JLA #140, March 1977: "No Man Escapes the Manhunter"
Breakfast: Buttered toast and blueberries. Mmm.
Sadly, another jump in my collection, so I'm unlikely to find out what happened to Bates and Maggin. I'll just assume they made it home safely.
The plot for this issue was long ("A new double-length thriller"), and I pretty much stopped caring about four pages in. Scary foe Manhunter shows up, unleashes whup-ass. He kidnaps Green Lantern, who, instead of resisting, folds like a travel brochure. Blah, blah, fighting, capture, Manhunter turns out to be new at the job and actually working for some other guys, escaping, and so on.
Green Lantern confesses his immense guilt: he accidentally blew up a planet. His bad! A group heads out to the closest surviving planet to investigate, and they find the residents hassling a Green Lantern Guardian and a governor who is drawn like a bad ethnic caricature. Checking things out, Superman, Batman, and company visit the dead planet's remaining moon and end up in a Nonsense Fight with a one-eyed dragon thingy called a "Magnosaurus".
In the most weird-ass logical leap possible, Batman adds 1 + 1 and gets Toronto, apparently. He sees that the space monster has a neck and therefore must have arteries leading to a brain, and so he tries strangling the monster. Swinging around on the batwhip makes him notice that the moon they're on is still in its orbit, even though its parent planet was supposedly destroyed. And then - seriously - disbelieving the monster makes it vanish, and they realize that the planet is still out there but invisible. And, uh, the whole thing was a plot by the Manhunter society to discredit the Green Lantern Guardians, mumble mumble. And then it ends. That's it.

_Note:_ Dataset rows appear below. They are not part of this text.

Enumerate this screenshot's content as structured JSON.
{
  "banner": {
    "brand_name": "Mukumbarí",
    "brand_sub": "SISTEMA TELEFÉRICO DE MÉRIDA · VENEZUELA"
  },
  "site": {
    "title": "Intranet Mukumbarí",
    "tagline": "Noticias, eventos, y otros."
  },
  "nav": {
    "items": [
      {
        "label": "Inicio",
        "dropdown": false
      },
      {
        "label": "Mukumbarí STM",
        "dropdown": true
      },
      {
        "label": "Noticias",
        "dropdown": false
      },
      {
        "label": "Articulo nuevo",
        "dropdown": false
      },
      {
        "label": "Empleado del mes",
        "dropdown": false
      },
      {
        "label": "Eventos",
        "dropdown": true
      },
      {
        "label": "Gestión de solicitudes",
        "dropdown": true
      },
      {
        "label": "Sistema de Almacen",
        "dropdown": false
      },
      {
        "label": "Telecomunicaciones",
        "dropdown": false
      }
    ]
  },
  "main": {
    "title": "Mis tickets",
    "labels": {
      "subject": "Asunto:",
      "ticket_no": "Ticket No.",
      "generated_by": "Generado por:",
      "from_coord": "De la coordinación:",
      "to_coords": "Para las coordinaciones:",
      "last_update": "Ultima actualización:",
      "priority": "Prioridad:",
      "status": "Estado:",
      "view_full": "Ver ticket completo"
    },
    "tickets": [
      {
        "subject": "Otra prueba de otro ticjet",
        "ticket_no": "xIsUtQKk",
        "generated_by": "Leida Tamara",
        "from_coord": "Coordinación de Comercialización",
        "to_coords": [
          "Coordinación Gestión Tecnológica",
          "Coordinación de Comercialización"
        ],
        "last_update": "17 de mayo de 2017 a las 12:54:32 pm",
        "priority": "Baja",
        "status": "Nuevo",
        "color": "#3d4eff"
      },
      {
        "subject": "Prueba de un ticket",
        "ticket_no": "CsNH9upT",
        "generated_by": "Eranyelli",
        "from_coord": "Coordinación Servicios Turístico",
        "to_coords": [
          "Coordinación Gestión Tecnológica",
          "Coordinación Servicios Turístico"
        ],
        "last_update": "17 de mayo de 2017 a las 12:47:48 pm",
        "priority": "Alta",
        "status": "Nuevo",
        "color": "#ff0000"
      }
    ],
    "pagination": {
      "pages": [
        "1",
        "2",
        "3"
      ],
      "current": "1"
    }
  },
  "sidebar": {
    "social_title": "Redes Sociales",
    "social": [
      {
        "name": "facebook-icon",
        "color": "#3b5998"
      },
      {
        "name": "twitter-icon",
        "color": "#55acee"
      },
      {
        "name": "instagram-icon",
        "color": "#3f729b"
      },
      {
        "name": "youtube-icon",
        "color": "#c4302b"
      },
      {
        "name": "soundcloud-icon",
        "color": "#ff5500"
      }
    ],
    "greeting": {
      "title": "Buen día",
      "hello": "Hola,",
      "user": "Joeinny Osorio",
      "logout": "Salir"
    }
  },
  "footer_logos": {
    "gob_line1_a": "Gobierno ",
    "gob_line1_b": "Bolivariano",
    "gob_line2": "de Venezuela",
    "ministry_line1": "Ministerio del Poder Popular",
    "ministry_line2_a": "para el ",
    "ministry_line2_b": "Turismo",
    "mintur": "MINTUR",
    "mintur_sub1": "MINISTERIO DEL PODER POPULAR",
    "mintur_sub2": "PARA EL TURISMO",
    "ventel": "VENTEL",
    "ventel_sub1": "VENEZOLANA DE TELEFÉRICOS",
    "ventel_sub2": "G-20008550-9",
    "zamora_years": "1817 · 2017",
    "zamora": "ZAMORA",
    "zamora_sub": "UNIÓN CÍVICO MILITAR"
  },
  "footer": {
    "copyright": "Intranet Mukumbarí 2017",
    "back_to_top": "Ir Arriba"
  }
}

Ah, I wish I cared more, but it mainly came off as a flimsy plot to act as coat hanger to a few fight scenes.
The sci-fi aspects of this story - the alien planet, the battle with the Magnosaurus - remind me of a conversation I had recently. Buddy of mine had just seen Revenge of the Sith and was immensely frustrated by the underachieving science fiction in the Star Wars universe. Why did so many beings in it have first and last names, just like we do? And why were so many of the beings humanoid or bipedal? Where was the truly alien stuff? These creatures evolved on completely different planets - shouldn't they show a bit more physiological and cultural variety?
I felt the same way reading this story. The aliens speak the same language as the members of the Justice League and look just like a green version of Fred Christ's followers in Transmetropolitan - human with a tiny tweak. The Magnosaurus looks like a dragon with one eye. Batman's great detectively thoughts make all kinds of Earth-based assumptions about arteries and brains, though the monster comes from freaking outer space. I guess you don't come to JLA looking for really imaginative sci-fi. These issues are really more about the punching things.
Oh snap, Superman!
I'd happily read a comic about the Mighty Meat Snack.
Best Quote: "Now just lay my friends down, and we'll get out of Bruce Wayne's shrubbery!"